Excerpts from an interface dataset
-- Opening Marker --

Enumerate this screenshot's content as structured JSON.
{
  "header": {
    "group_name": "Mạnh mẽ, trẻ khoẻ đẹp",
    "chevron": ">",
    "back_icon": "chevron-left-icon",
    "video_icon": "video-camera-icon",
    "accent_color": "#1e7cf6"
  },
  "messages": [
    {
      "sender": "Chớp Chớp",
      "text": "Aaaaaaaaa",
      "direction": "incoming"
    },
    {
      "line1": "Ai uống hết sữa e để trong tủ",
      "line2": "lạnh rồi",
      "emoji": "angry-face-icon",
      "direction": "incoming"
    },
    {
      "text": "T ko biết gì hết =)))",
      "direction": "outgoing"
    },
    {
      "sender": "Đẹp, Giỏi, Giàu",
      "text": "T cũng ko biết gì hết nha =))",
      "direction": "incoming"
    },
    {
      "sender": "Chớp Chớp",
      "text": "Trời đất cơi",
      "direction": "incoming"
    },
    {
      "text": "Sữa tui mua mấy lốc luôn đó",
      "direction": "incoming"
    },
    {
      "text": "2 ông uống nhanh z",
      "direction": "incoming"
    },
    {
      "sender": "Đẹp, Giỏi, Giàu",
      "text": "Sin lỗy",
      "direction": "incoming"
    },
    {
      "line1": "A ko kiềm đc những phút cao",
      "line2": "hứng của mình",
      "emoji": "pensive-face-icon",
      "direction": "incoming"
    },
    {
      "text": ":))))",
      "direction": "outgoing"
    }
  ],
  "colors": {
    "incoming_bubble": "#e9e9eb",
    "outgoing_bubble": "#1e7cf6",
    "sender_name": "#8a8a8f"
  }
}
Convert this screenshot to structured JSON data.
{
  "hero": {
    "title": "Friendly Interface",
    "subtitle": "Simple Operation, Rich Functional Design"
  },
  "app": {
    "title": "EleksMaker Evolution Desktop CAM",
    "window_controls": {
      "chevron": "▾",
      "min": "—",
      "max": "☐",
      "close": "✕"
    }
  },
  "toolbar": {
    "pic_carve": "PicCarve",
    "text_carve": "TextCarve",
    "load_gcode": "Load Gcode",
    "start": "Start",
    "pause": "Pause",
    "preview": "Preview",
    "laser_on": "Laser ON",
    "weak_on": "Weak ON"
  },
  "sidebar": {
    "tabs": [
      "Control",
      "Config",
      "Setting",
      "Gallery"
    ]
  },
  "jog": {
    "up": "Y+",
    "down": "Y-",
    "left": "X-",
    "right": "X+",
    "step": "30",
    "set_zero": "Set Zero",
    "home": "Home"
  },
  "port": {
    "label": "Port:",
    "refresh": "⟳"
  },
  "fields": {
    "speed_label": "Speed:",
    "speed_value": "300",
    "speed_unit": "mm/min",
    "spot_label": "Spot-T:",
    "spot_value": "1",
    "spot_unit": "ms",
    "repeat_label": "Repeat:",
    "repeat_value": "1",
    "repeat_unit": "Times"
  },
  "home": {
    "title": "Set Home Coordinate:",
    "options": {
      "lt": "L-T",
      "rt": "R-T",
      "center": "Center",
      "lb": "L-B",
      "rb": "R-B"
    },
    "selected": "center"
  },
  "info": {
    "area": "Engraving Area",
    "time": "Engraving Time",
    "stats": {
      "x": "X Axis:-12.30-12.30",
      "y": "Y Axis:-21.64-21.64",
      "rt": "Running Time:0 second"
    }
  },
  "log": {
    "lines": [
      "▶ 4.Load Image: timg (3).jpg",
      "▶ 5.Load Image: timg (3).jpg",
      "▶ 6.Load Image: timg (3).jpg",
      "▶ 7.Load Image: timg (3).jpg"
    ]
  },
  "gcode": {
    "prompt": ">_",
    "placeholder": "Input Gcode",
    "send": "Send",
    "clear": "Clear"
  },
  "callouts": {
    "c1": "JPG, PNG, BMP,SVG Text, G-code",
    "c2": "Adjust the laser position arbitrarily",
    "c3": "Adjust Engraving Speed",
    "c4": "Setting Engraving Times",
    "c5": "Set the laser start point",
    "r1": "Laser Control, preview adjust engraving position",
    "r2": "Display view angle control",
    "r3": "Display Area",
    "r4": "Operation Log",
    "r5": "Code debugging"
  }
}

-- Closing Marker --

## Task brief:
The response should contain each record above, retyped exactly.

## Task output:
Enumerate this screenshot's content as structured JSON.
{
  "header": {
    "group_name": "Mạnh mẽ, trẻ khoẻ đẹp",
    "chevron": ">",
    "back_icon": "chevron-left-icon",
    "video_icon": "video-camera-icon",
    "accent_color": "#1e7cf6"
  },
  "messages": [
    {
      "sender": "Chớp Chớp",
      "text": "Aaaaaaaaa",
      "direction": "incoming"
    },
    {
      "line1": "Ai uống hết sữa e để trong tủ",
      "line2": "lạnh rồi",
      "emoji": "angry-face-icon",
      "direction": "incoming"
    },
    {
      "text": "T ko biết gì hết =)))",
      "direction": "outgoing"
    },
    {
      "sender": "Đẹp, Giỏi, Giàu",
      "text": "T cũng ko biết gì hết nha =))",
      "direction": "incoming"
    },
    {
      "sender": "Chớp Chớp",
      "text": "Trời đất cơi",
      "direction": "incoming"
    },
    {
      "text": "Sữa tui mua mấy lốc luôn đó",
      "direction": "incoming"
    },
    {
      "text": "2 ông uống nhanh z",
      "direction": "incoming"
    },
    {
      "sender": "Đẹp, Giỏi, Giàu",
      "text": "Sin lỗy",
      "direction": "incoming"
    },
    {
      "line1": "A ko kiềm đc những phút cao",
      "line2": "hứng của mình",
      "emoji": "pensive-face-icon",
      "direction": "incoming"
    },
    {
      "text": ":))))",
      "direction": "outgoing"
    }
  ],
  "colors": {
    "incoming_bubble": "#e9e9eb",
    "outgoing_bubble": "#1e7cf6",
    "sender_name": "#8a8a8f"
  }
}
Convert this screenshot to structured JSON data.
{
  "hero": {
    "title": "Friendly Interface",
    "subtitle": "Simple Operation, Rich Functional Design"
  },
  "app": {
    "title": "EleksMaker Evolution Desktop CAM",
    "window_controls": {
      "chevron": "▾",
      "min": "—",
      "max": "☐",
      "close": "✕"
    }
  },
  "toolbar": {
    "pic_carve": "PicCarve",
    "text_carve": "TextCarve",
    "load_gcode": "Load Gcode",
    "start": "Start",
    "pause": "Pause",
    "preview": "Preview",
    "laser_on": "Laser ON",
    "weak_on": "Weak ON"
  },
  "sidebar": {
    "tabs": [
      "Control",
      "Config",
      "Setting",
      "Gallery"
    ]
  },
  "jog": {
    "up": "Y+",
    "down": "Y-",
    "left": "X-",
    "right": "X+",
    "step": "30",
    "set_zero": "Set Zero",
    "home": "Home"
  },
  "port": {
    "label": "Port:",
    "refresh": "⟳"
  },
  "fields": {
    "speed_label": "Speed:",
    "speed_value": "300",
    "speed_unit": "mm/min",
    "spot_label": "Spot-T:",
    "spot_value": "1",
    "spot_unit": "ms",
    "repeat_label": "Repeat:",
    "repeat_value": "1",
    "repeat_unit": "Times"
  },
  "home": {
    "title": "Set Home Coordinate:",
    "options": {
      "lt": "L-T",
      "rt": "R-T",
      "center": "Center",
      "lb": "L-B",
      "rb": "R-B"
    },
    "selected": "center"
  },
  "info": {
    "area": "Engraving Area",
    "time": "Engraving Time",
    "stats": {
      "x": "X Axis:-12.30-12.30",
      "y": "Y Axis:-21.64-21.64",
      "rt": "Running Time:0 second"
    }
  },
  "log": {
    "lines": [
      "▶ 4.Load Image: timg (3).jpg",
      "▶ 5.Load Image: timg (3).jpg",
      "▶ 6.Load Image: timg (3).jpg",
      "▶ 7.Load Image: timg (3).jpg"
    ]
  },
  "gcode": {
    "prompt": ">_",
    "placeholder": "Input Gcode",
    "send": "Send",
    "clear": "Clear"
  },
  "callouts": {
    "c1": "JPG, PNG, BMP,SVG Text, G-code",
    "c2": "Adjust the laser position arbitrarily",
    "c3": "Adjust Engraving Speed",
    "c4": "Setting Engraving Times",
    "c5": "Set the laser start point",
    "r1": "Laser Control, preview adjust engraving position",
    "r2": "Display view angle control",
    "r3": "Display Area",
    "r4": "Operation Log",
    "r5": "Code debugging"
  }
}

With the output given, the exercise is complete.